[[ EXCERPTED RECORDS open ]]
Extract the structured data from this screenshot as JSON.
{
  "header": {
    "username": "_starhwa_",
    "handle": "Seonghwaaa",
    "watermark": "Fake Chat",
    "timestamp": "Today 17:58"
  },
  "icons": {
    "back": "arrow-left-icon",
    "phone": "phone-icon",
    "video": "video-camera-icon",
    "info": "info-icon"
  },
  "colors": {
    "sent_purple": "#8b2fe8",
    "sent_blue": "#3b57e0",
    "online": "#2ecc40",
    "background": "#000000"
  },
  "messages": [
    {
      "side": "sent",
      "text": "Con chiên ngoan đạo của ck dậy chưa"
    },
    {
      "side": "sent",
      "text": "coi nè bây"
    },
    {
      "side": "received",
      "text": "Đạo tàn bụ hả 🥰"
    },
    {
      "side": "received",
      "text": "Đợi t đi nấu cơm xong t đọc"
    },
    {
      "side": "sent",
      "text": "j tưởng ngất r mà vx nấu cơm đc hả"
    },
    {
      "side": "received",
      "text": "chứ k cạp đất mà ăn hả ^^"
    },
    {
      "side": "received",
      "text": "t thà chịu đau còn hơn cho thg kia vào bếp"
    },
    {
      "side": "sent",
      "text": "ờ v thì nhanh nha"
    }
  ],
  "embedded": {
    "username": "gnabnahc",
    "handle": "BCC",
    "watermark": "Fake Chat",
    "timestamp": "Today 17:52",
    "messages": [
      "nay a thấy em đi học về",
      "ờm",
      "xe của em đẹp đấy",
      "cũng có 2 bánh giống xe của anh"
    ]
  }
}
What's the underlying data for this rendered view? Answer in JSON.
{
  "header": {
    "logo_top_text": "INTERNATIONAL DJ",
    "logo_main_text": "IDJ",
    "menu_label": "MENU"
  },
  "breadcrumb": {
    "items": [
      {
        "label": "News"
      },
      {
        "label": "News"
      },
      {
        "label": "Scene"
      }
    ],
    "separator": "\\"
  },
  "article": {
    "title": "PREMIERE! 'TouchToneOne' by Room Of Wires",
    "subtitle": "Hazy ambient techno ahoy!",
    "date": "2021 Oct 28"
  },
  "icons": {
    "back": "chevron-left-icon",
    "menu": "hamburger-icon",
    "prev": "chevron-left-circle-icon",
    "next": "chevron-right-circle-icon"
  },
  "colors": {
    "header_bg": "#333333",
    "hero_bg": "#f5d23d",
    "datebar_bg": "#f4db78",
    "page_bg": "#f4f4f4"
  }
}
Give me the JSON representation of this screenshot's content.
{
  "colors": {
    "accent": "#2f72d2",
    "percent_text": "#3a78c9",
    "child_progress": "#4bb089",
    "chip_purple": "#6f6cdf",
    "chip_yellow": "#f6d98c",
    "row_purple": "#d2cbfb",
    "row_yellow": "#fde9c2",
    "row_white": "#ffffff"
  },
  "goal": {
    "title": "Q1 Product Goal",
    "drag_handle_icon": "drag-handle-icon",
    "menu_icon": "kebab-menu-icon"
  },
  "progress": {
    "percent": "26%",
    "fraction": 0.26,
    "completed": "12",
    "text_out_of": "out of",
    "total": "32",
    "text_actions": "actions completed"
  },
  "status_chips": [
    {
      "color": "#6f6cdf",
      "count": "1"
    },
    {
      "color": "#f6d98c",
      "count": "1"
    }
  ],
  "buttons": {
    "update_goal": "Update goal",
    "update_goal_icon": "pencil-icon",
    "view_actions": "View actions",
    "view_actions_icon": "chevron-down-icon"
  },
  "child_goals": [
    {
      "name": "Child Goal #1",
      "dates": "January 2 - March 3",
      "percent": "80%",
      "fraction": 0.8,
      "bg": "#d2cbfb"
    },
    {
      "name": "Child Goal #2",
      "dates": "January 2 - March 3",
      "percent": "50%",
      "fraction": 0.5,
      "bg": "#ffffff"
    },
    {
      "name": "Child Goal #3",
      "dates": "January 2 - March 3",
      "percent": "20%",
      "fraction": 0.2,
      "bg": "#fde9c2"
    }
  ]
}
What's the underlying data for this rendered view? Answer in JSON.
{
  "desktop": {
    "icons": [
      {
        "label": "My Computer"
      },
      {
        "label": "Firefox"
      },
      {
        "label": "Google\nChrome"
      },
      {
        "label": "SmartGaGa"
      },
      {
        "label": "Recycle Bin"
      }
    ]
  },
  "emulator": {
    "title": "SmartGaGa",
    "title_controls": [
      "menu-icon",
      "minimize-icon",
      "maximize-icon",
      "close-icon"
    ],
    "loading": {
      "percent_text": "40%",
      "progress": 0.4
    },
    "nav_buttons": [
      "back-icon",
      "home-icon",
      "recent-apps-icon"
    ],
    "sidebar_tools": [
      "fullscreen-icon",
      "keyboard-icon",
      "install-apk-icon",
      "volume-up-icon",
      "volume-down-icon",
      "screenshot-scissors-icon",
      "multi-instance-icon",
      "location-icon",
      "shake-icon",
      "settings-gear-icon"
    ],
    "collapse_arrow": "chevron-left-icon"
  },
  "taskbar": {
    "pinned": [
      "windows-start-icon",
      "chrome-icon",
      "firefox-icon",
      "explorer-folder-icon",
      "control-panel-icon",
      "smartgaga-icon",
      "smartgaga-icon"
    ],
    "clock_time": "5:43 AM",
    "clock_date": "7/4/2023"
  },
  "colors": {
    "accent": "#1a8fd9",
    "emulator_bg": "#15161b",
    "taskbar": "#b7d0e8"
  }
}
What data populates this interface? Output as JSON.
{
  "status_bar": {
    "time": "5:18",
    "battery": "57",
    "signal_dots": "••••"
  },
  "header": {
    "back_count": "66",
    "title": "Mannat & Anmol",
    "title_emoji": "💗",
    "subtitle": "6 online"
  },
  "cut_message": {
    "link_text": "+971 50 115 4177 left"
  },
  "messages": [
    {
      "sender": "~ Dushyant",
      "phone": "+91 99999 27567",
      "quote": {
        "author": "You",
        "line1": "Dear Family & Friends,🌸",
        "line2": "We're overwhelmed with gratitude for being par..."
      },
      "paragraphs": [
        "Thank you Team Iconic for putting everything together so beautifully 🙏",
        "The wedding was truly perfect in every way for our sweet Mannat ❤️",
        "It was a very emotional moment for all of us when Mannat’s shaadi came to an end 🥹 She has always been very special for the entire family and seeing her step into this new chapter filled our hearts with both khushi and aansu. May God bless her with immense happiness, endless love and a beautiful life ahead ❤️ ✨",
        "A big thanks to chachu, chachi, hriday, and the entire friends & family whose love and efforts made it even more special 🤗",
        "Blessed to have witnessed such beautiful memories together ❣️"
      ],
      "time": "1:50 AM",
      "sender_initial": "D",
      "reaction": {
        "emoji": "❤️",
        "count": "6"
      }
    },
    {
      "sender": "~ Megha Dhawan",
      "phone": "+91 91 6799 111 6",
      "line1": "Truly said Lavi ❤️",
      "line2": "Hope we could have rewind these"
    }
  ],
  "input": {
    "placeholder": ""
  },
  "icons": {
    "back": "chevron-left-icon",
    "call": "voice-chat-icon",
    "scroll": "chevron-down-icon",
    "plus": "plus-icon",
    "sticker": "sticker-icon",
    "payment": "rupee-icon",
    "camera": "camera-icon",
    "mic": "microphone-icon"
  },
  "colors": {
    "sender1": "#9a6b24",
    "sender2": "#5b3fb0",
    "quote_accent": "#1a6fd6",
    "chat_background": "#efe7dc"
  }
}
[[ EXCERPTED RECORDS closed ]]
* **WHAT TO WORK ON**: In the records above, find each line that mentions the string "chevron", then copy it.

* **EXERCISE RESPONSE**:
    "back": "chevron-left-icon",
    "prev": "chevron-left-circle-icon",
    "next": "chevron-right-circle-icon"
    "view_actions_icon": "chevron-down-icon"
    "collapse_arrow": "chevron-left-icon"
    "back": "chevron-left-icon",
    "scroll": "chevron-down-icon",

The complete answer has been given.